This diverse background enables you to address various audiences effectively, integrating legal, social, and economic contexts into your narratives, thus offering a richer, more relatable text that resonates with a wide range of readers.

What Are the Major Themes in Paul's Letters That Address Political and Social Issues of His Time?

Exploring themes of economic equality juxtaposed with spiritual freedom, you'll find these issues aren't just modern-day concerns but were also central in historical letters addressing political and social issues.

Analyzing these writings reveals a deep engagement with the inequalities and oppressions of the era, advocating for a transformative approach to societal norms.

This analysis, grounded in scholarly objectivity, underscores the timeless relevance of advocating for change and the pursuit of justice in society.

How Does Paul's Perspective on Gender Roles and Women in the Church Compare to Contemporary Views?

You're exploring how perspectives on gender roles and women in the church have evolved. Paul's views, analyzed through feminist theology, reveal a complex relationship with contemporary ideologies. His writings, deeply embedded in cultural context, sometimes align with, yet often diverge from modern egalitarian principles.

This analysis underscores the dynamic interpretation of gender roles, highlighting the shift from historical perspectives to those reflecting today's more inclusive societal values.
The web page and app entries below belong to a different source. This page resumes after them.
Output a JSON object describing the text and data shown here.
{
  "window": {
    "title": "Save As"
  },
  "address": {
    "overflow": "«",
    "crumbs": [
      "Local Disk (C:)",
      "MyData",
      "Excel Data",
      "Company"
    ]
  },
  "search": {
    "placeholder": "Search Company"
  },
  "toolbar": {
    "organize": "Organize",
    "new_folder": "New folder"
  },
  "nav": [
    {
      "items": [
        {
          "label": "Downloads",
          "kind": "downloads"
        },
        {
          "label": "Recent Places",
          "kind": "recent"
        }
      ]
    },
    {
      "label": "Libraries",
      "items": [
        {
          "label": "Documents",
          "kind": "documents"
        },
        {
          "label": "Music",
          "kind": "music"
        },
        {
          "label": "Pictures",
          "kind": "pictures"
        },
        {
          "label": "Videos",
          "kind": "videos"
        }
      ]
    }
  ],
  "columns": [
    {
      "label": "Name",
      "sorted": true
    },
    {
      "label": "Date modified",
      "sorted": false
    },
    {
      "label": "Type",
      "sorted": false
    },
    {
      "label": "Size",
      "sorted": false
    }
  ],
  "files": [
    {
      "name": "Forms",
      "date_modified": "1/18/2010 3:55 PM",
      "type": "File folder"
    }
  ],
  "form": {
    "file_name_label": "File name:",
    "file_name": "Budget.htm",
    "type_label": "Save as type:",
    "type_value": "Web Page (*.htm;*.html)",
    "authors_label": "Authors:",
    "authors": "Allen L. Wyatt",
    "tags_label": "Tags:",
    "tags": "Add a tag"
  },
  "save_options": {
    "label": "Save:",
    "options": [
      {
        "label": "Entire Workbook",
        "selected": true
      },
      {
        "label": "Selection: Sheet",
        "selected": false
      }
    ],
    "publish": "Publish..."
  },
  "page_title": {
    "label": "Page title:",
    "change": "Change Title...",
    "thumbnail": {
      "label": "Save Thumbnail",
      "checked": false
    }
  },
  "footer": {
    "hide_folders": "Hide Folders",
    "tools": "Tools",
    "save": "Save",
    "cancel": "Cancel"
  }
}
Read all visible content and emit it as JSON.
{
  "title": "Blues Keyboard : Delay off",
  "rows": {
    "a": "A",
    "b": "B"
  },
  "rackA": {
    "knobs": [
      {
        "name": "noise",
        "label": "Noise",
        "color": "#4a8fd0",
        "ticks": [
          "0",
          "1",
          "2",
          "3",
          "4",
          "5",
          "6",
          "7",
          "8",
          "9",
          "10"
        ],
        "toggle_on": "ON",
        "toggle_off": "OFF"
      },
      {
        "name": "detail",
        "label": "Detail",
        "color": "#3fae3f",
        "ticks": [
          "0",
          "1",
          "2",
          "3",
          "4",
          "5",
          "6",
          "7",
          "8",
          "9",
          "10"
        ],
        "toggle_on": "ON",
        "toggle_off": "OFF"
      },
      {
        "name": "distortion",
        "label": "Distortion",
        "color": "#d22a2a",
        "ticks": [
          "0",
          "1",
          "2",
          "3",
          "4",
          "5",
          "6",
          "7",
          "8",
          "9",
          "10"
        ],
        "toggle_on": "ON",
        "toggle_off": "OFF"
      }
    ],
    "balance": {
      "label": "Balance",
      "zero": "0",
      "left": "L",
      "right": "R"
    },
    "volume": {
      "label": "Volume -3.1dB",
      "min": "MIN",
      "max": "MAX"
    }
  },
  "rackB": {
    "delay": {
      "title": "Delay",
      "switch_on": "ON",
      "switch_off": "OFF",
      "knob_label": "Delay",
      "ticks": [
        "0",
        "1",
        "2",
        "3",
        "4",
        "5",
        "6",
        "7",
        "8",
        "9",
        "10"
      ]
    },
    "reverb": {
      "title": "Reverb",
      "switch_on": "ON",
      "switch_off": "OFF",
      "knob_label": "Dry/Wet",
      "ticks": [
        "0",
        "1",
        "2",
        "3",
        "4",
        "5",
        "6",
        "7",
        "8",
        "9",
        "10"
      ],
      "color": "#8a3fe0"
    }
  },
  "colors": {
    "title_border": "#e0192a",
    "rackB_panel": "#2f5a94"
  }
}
In What Ways Did Paul's Relationship With Other Apostles, Such as Peter and James, Impact the Messages He Conveyed in His Letters?
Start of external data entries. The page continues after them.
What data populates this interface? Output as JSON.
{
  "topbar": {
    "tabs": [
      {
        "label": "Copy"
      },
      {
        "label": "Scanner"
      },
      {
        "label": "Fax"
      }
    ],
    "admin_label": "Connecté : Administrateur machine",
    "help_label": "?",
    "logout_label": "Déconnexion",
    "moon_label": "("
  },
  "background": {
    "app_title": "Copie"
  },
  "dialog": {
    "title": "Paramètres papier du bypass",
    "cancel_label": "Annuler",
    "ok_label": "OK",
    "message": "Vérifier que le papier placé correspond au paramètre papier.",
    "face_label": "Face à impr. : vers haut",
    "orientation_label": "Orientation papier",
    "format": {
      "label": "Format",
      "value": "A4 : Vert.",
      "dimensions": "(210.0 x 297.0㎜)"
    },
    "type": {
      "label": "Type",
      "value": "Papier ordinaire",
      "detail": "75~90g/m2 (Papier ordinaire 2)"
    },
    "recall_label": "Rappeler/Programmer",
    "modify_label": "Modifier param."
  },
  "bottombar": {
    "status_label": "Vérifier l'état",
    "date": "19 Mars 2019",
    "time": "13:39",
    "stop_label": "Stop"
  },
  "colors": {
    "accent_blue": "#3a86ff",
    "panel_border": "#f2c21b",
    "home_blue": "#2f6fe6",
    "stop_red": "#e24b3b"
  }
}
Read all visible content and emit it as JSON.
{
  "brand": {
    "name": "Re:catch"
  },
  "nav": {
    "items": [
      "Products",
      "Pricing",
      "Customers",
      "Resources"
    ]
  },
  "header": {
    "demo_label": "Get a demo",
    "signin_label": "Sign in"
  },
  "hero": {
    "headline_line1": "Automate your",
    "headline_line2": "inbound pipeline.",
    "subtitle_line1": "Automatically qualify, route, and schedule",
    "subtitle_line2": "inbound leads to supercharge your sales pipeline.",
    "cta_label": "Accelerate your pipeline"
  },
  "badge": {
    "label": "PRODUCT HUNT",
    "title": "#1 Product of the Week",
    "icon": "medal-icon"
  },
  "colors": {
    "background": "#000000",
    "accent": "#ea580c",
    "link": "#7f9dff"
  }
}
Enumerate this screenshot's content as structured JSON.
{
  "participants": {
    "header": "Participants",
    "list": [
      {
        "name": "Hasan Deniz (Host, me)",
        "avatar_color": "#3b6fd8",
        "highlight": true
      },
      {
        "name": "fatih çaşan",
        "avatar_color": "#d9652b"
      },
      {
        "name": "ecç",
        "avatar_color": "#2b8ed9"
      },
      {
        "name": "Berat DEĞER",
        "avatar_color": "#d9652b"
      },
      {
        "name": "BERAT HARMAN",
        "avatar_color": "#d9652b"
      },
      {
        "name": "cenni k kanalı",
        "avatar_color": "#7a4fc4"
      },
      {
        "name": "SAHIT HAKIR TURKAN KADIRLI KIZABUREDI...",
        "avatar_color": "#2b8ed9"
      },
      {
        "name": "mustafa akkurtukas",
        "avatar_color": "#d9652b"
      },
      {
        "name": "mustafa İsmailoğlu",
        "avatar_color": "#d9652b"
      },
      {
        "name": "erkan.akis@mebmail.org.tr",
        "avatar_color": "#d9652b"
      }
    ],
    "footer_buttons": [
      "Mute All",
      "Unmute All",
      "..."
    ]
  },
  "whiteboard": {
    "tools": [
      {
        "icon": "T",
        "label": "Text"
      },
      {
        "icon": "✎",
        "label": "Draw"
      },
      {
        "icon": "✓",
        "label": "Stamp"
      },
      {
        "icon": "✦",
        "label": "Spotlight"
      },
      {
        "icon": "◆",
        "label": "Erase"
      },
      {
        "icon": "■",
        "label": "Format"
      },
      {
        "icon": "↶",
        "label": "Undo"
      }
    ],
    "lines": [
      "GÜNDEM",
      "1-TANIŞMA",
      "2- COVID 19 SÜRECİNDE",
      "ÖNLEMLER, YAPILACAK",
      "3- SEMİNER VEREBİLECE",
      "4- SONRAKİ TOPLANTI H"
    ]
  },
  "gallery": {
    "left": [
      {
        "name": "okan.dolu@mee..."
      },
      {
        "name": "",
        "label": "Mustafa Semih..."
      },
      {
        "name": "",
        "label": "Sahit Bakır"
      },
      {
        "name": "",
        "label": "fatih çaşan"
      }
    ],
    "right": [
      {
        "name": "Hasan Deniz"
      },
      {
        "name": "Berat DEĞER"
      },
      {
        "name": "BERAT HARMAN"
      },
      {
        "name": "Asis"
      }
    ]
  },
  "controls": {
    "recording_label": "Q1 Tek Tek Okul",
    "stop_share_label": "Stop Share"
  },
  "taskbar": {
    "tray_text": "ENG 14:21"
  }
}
In your exploration of historical figures' interactions, you'll find that Paul's relationships with Peter and James significantly shaped his messages. These dynamics, often highlighted during missionary journeys, fueled theological debates, enriching Paul's letters.

Their differing views on issues like circumcision and Gentile conversion didn't just influence early Christian doctrine; they offered a nuanced understanding of faith's evolution. Analyzing these relationships offers deep insights into the complexities of early Christian teachings.

How Has Modern Biblical Scholarship Changed Our Understanding of Paul's Contributions to the New Testament?

Modern biblical scholarship has significantly altered our understanding of the New Testament's formation through textual criticism and manuscript discovery. These techniques juxtapose historical contexts with ancient texts, revealing layers to Paul's contributions previously unseen.

Conclusion

In conclusion, Paul's epistles serve as a lighthouse guiding Christians through stormy seas. His teachings on love, faith, and unity aren't just ancient texts but living words that resonate today.

Imagine a ship navigating through foggy waters; Paul's verses are the beacon on shore, providing direction and hope. Analyzing his messages reveals a profound understanding of Christian doctrine, underscored by an unwavering commitment to Christ's teachings.

Indeed, Paul's contributions are indispensable, illuminating the path for believers across centuries.